_EXERCISE GOAL_. Whenever the word "Export" appears in a line of the data below, copy that line.

== STORED DATA

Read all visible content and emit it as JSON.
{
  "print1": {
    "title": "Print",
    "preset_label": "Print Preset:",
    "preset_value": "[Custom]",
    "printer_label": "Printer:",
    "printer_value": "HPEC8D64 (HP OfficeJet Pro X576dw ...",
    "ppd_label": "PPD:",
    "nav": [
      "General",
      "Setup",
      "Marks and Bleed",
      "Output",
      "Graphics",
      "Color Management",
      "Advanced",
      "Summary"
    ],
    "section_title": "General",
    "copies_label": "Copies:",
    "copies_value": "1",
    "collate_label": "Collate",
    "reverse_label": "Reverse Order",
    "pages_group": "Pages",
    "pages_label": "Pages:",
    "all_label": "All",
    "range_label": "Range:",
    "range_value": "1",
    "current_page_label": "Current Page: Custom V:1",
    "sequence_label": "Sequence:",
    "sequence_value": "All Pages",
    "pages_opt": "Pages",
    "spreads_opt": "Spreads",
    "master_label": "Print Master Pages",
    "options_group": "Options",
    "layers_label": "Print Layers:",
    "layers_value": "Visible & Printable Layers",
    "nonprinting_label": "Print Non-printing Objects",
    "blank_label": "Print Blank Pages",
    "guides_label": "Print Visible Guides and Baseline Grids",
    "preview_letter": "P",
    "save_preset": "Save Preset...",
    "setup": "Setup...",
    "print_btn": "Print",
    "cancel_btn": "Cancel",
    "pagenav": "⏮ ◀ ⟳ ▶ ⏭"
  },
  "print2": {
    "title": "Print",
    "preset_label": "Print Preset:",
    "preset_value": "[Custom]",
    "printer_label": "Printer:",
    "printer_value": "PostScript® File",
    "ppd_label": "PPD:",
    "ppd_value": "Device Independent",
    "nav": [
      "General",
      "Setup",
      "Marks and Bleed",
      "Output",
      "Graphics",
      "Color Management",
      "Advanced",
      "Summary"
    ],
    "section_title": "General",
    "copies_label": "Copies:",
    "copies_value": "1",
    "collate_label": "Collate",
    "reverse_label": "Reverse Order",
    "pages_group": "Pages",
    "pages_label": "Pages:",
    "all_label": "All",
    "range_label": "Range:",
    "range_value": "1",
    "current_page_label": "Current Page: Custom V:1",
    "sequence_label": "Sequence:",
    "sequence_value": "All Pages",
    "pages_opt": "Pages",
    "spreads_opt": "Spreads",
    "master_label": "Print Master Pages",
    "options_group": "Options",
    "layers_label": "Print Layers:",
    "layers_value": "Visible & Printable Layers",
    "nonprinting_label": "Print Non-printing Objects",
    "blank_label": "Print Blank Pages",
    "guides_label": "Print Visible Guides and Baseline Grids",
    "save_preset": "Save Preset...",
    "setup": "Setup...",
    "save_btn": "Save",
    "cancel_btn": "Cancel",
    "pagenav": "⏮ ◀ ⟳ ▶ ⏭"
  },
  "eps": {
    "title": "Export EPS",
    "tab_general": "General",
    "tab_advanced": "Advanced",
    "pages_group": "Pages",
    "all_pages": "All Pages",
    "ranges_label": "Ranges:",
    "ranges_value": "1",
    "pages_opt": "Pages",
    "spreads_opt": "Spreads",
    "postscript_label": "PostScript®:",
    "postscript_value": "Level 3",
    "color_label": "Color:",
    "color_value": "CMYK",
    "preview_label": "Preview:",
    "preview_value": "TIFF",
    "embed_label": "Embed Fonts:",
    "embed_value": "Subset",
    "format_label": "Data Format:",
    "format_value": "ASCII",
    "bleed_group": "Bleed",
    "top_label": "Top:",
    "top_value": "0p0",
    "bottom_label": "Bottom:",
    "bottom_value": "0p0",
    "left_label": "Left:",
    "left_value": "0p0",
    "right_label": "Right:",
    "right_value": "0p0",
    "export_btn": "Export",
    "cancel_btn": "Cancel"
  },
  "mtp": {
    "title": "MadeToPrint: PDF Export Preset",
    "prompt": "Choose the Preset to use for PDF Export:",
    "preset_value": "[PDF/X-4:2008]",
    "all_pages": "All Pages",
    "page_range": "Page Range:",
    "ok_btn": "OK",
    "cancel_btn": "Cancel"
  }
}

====

_RESPONSE TO THIS EXERCISE_.
    "title": "Export EPS",
    "export_btn": "Export",
    "title": "MadeToPrint: PDF Export Preset",
    "prompt": "Choose the Preset to use for PDF Export:",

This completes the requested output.